Task goal:
Your answer should be a single number: the count of lines in the listing that contain "this".

Extracted records:
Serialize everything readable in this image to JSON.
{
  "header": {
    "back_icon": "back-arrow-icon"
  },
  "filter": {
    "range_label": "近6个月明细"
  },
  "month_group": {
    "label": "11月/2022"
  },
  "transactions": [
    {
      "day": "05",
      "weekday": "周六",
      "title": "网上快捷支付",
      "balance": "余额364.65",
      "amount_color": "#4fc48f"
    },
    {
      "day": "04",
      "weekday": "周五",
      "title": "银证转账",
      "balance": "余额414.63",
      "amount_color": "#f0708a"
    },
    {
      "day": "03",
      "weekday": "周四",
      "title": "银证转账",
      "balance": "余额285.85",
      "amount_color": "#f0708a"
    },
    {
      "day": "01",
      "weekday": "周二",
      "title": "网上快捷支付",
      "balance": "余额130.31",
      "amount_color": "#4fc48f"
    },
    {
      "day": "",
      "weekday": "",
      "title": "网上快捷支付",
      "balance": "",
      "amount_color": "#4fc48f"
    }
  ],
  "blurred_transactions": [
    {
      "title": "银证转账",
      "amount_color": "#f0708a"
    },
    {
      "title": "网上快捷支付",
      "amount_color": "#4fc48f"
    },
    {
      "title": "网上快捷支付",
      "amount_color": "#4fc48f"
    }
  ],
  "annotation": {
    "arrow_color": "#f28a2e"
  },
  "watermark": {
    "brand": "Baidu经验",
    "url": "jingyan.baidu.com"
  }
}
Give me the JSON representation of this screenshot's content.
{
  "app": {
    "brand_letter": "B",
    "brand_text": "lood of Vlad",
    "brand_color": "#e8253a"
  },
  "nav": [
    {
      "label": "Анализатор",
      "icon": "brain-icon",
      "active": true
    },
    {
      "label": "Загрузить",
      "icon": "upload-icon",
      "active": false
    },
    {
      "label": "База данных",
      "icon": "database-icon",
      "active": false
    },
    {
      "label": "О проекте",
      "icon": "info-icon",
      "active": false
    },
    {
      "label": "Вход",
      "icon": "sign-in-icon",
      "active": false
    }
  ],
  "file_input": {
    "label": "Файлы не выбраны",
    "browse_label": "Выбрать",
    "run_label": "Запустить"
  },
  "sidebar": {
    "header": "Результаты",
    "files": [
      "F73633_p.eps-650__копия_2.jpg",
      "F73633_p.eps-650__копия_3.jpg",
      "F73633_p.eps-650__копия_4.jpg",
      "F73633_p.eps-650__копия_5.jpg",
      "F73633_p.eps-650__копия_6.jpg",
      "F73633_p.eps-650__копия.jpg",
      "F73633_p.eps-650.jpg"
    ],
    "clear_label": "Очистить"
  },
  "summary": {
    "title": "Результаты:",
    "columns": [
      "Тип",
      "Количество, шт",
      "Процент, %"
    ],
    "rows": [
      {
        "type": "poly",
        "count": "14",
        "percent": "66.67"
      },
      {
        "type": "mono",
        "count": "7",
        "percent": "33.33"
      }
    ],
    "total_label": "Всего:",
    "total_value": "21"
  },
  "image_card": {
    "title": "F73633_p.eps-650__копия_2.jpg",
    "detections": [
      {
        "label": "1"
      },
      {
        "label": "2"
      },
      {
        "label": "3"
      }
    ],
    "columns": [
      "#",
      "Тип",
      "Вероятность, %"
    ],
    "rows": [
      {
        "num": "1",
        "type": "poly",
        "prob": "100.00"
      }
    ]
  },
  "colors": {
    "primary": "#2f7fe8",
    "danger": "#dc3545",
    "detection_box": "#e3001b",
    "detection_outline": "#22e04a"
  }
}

Response:
2